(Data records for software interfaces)
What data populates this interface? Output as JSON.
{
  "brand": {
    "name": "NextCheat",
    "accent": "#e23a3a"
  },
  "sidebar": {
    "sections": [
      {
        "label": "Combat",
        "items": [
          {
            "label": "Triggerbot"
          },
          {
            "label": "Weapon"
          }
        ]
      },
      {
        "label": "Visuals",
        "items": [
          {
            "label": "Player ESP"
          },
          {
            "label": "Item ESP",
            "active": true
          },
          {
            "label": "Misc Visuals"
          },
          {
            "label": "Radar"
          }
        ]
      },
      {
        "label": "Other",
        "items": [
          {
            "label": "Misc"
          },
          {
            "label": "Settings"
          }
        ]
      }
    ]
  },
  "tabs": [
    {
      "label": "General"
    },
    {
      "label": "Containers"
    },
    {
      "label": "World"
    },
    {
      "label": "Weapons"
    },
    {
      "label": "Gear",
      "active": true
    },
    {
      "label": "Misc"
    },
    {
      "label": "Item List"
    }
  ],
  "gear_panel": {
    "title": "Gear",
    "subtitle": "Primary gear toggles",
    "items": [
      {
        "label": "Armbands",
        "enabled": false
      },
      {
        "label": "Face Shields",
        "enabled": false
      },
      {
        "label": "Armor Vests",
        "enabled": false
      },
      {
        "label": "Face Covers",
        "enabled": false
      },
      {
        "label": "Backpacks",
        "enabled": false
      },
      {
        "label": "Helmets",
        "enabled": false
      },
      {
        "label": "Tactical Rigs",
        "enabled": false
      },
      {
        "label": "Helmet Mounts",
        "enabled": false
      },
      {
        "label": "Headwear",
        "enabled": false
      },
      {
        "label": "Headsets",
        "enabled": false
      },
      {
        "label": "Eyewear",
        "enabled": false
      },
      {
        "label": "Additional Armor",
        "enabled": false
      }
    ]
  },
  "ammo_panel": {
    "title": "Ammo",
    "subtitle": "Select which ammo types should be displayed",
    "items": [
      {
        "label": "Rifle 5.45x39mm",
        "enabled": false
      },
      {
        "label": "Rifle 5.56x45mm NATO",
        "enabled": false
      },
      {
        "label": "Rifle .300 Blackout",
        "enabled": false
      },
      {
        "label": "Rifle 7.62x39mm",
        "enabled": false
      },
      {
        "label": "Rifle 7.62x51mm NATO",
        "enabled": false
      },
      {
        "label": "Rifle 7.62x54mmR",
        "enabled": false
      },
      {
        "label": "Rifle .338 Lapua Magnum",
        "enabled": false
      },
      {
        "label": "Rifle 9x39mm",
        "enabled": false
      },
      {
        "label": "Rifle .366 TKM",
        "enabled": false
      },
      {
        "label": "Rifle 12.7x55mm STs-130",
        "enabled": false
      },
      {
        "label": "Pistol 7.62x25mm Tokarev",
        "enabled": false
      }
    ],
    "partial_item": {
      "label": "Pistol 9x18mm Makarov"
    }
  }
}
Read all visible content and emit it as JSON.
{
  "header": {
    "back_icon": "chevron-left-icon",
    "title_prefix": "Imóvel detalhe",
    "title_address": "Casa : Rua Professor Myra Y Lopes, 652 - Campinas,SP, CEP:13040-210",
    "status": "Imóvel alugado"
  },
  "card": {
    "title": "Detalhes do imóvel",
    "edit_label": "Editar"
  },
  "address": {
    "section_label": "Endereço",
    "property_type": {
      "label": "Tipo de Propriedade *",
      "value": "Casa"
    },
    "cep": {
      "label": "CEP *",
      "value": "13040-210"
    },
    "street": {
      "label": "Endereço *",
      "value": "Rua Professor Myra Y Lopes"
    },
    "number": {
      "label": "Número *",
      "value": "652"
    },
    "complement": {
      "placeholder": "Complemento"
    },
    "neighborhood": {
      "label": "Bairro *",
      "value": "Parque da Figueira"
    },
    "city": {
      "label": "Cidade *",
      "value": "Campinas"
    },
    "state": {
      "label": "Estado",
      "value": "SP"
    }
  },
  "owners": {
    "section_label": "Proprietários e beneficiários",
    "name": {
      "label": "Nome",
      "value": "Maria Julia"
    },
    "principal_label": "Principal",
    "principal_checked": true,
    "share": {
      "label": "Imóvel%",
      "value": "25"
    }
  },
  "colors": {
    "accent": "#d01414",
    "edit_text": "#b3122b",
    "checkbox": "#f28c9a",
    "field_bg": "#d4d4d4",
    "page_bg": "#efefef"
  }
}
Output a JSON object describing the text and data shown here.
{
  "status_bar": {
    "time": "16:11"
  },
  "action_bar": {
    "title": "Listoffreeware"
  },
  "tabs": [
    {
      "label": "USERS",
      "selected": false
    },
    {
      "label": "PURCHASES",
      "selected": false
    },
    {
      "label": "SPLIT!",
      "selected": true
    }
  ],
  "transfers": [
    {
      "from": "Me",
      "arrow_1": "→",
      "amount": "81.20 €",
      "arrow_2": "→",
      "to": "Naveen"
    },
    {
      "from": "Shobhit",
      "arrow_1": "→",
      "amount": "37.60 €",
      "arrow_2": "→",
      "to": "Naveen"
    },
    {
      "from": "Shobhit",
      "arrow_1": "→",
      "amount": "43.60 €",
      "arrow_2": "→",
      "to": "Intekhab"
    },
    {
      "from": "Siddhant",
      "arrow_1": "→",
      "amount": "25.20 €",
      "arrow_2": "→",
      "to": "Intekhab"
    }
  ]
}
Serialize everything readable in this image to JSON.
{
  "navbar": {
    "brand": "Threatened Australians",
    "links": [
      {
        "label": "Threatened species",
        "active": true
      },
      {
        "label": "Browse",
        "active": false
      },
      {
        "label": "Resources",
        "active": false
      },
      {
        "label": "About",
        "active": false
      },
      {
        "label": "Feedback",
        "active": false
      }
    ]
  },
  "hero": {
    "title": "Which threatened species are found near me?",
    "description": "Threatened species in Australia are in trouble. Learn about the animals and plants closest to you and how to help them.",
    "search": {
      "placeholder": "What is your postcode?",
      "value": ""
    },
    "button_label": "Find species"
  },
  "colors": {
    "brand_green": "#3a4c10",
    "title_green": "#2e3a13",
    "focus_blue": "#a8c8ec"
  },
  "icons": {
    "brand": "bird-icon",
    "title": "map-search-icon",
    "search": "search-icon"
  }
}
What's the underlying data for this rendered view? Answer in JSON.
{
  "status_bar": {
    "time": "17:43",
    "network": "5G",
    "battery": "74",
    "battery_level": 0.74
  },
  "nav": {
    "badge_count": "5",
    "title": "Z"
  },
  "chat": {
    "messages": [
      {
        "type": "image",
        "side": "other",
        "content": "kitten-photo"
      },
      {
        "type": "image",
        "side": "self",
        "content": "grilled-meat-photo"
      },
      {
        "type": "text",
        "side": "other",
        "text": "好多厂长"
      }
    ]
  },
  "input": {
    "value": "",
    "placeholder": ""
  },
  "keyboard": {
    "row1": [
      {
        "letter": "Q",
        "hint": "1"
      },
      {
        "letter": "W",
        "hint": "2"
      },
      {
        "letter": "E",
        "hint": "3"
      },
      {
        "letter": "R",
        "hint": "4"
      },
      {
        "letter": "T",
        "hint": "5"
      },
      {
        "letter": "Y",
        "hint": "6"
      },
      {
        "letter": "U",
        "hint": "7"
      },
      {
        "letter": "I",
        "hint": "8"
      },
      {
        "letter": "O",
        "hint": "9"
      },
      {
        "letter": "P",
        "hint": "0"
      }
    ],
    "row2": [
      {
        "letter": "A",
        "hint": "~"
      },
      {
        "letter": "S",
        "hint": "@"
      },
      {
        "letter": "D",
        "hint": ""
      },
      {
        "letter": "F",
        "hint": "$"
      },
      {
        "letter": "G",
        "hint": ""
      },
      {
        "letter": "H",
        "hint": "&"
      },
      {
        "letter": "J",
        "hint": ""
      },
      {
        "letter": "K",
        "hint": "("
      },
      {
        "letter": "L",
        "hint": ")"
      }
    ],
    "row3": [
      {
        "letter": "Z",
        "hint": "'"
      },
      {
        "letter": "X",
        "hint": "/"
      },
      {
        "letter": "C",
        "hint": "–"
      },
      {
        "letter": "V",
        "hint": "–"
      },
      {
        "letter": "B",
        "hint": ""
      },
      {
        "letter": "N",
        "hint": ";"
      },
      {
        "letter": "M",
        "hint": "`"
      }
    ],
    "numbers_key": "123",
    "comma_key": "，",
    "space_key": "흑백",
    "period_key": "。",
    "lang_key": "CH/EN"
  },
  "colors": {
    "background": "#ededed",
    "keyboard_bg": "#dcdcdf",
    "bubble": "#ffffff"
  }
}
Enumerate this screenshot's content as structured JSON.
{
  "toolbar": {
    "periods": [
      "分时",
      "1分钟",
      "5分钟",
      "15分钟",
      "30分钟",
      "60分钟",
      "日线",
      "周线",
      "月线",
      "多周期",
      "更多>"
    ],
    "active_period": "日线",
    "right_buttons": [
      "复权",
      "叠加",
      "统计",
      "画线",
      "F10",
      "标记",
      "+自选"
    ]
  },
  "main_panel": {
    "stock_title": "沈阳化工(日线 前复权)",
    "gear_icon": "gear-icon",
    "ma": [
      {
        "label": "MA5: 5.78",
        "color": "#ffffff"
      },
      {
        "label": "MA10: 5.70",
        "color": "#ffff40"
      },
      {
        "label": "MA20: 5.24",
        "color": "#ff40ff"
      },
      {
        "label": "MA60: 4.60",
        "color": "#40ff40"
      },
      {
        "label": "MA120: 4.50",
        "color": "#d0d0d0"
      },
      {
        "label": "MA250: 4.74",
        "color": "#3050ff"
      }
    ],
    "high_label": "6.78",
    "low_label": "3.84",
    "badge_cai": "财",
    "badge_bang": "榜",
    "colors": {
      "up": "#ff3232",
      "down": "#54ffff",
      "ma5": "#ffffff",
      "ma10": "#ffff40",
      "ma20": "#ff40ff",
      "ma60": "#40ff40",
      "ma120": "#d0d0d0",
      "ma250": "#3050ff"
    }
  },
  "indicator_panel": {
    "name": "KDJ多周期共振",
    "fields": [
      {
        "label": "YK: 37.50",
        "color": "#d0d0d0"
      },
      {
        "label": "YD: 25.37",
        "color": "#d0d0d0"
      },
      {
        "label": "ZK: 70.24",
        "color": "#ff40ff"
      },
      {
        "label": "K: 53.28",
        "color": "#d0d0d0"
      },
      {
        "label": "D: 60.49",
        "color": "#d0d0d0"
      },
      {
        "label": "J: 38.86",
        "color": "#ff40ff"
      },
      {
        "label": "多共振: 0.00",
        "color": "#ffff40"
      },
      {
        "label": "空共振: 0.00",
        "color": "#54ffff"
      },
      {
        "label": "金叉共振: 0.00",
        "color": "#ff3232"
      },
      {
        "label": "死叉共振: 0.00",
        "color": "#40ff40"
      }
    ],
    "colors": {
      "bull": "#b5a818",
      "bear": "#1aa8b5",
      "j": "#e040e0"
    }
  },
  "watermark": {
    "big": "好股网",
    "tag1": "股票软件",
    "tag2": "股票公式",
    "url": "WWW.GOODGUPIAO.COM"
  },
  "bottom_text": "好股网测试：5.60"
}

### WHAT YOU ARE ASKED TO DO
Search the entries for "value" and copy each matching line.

### TASK ANSWER
      "value": "Casa"
      "value": "13040-210"
      "value": "Rua Professor Myra Y Lopes"
      "value": "652"
      "value": "Parque da Figueira"
      "value": "Campinas"
      "value": "SP"
      "value": "Maria Julia"
      "value": "25"
      "value": ""
    "value": "",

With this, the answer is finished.